Atoka

City in Nashville, Tennessee

Population: 9,241

Average Sales Price: $174,800

Felix Rating - 4/5
5/5 Cost of Living
3/5 Transportation
3/5 Dining & Nightlife
4/5 Schools
5/5 Safety
3/5 Things to Do

Clarksville

City in Nashville, Tennessee

Population: 156,079

Average Sales Price: $231,879

Felix Rating - 3/5
5/5 Cost of Living
3/5 Transportation
3/5 Dining & Nightlife
3/5 Schools
3/5 Safety
3/5 Things to Do

What is Clarksville known for?

Perhaps Tennessee’s best-kept real estate secret, Clarksville is unlikely to stay hidden for long. This part-military, part-college town offers a rare mix of convenience, charm, and affordability—and people are starting to catch on. All this reflects a level of residential real estate activity that runs counter to the town’s laid-back southern elegance. At its core, Clarksville is a river town that shares a border with neighboring Kentucky. Downtown Clarksville arcs with the flow of Cumberland, and its college—Austin Peay State University—makes its home where the Cumberland meets the Red River. This link with the natural world influences Clarksville’s food culture (think southern-fried catfish), and its preferred pastimes. Expansive greenways wind along the river, and the stunning Dunbar Cave State Park is nearly at the center of the city’s footprint. These elements combine to offer a distinctive and accessible residential market that leaves a strong impression whether residents moving to Clarksville come for college, for the military, or for the rest of their lives.

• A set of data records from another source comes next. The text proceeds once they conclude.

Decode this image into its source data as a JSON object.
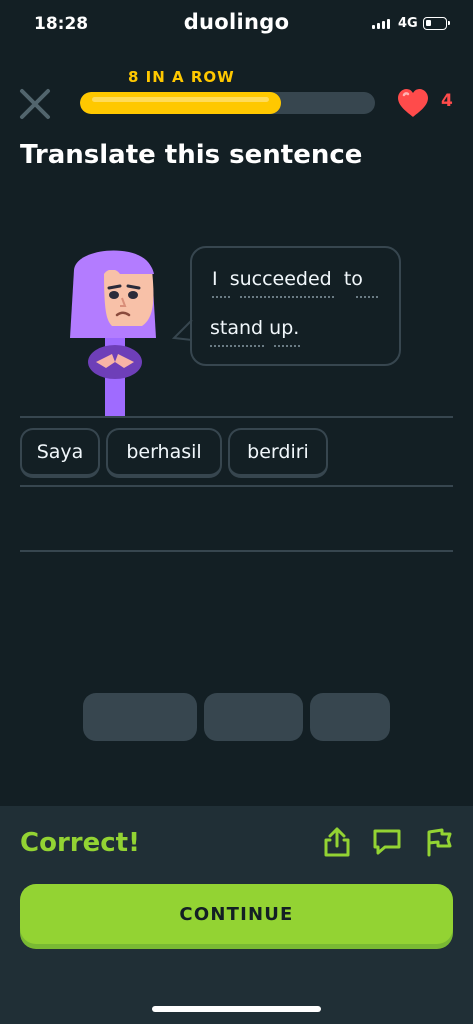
{
  "status_bar": {
    "time": "18:28",
    "brand": "duolingo",
    "network": "4G"
  },
  "header": {
    "streak_label": "8 IN A ROW",
    "progress": 0.68,
    "hearts": "4"
  },
  "exercise": {
    "title": "Translate this sentence",
    "sentence_words": [
      "I",
      "succeeded",
      "to",
      "stand",
      "up."
    ],
    "answer_tiles": [
      "Saya",
      "berhasil",
      "berdiri"
    ]
  },
  "feedback": {
    "status": "Correct!",
    "continue_label": "CONTINUE"
  },
  "colors": {
    "accent_green": "#93d333",
    "progress_yellow": "#ffc800",
    "heart_red": "#ff4b4b",
    "background": "#131f24"
  },
  "icons": [
    "close-icon",
    "heart-icon",
    "share-icon",
    "comment-icon",
    "report-flag-icon"
  ]
}
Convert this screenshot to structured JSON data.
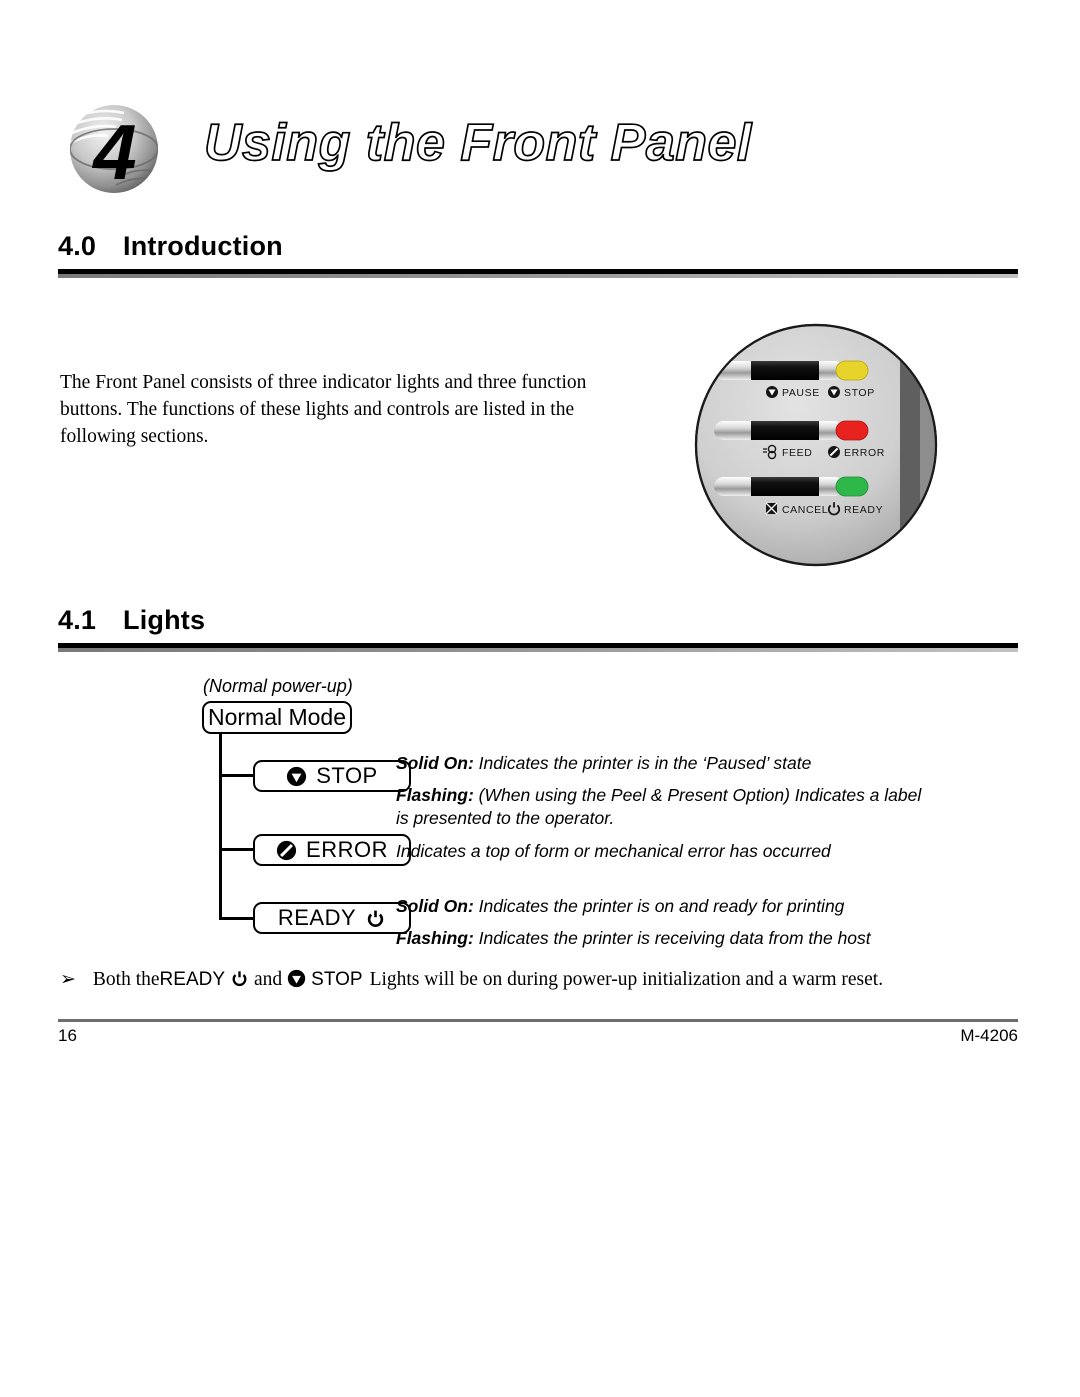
{
  "document": {
    "chapter_number": "4",
    "chapter_title": "Using the Front Panel"
  },
  "sections": {
    "intro": {
      "number": "4.0",
      "title": "Introduction",
      "body": "The Front Panel consists of three indicator lights and three function buttons.  The functions of these lights and controls are listed in the following sections."
    },
    "lights": {
      "number": "4.1",
      "title": "Lights"
    }
  },
  "panel_photo": {
    "buttons": [
      "PAUSE",
      "FEED",
      "CANCEL"
    ],
    "indicators": [
      {
        "label": "STOP",
        "color": "#e8d32a"
      },
      {
        "label": "ERROR",
        "color": "#e8231f"
      },
      {
        "label": "READY",
        "color": "#2fb84a"
      }
    ]
  },
  "diagram": {
    "mode_caption": "(Normal power-up)",
    "mode_label": "Normal Mode",
    "lights": [
      {
        "label": "STOP",
        "icon": "stop-triangle-icon",
        "icon_side": "left",
        "descriptions": [
          {
            "keyword": "Solid On:",
            "text": " Indicates the printer is in the ‘Paused’ state"
          },
          {
            "keyword": "Flashing:",
            "text": " (When using the Peel & Present Option) Indicates a label is presented to the operator."
          }
        ]
      },
      {
        "label": "ERROR",
        "icon": "error-slash-icon",
        "icon_side": "left",
        "descriptions": [
          {
            "keyword": "",
            "text": "Indicates a top of form or mechanical error has occurred"
          }
        ]
      },
      {
        "label": "READY",
        "icon": "ready-power-icon",
        "icon_side": "right",
        "descriptions": [
          {
            "keyword": "Solid On:",
            "text": " Indicates the printer is on and ready for printing"
          },
          {
            "keyword": "Flashing:",
            "text": " Indicates the printer is receiving data from the host"
          }
        ]
      }
    ]
  },
  "note": {
    "bullet": "➢",
    "part1": "Both the ",
    "ready_label": "READY",
    "part2": "and",
    "stop_label": "STOP",
    "part3": "Lights will be on during power-up initialization and a warm reset."
  },
  "footer": {
    "page_number": "16",
    "doc_id": "M-4206"
  },
  "colors": {
    "rule_black": "#000000",
    "rule_gray": "#8f8f8f",
    "footer_rule": "#6e6e6e"
  }
}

La Vergne

City in Nashville, Tennessee

Population: 34,905

Average Sales Price: $248,586

Felix Rating - 3/5
5/5 Cost of Living
2/5 Transportation
3/5 Dining & Nightlife
2/5 Schools
3/5 Safety
3/5 Things to Do

What is La Vergne known for?

Like Antioch, it’s neighbor just up I-24, La Vergne is in the midst of an economic revitalization. Ingram Book Company, which started in the town as a small business in 2009, now employs 1,500 people. What’s more, Amazon has opened a massive new distribution center within La Vergne’s town limits, and companies like Sinomax and Talos Engineered Products have turned dormant factory space into productive economic contributors. La Vergne’s makeup is refreshingly diverse, with large Latino, African-American, and even African populations. Located in Rutherford County, La Vergne is feeling the positive effects of the Davidson County property tax increase as homeowners in neighboring Davidson County look to relocate. Similar to it’s neighbor Smyrna to the south, La Vergne enjoys it’s close proximity to Percy Priest Lake.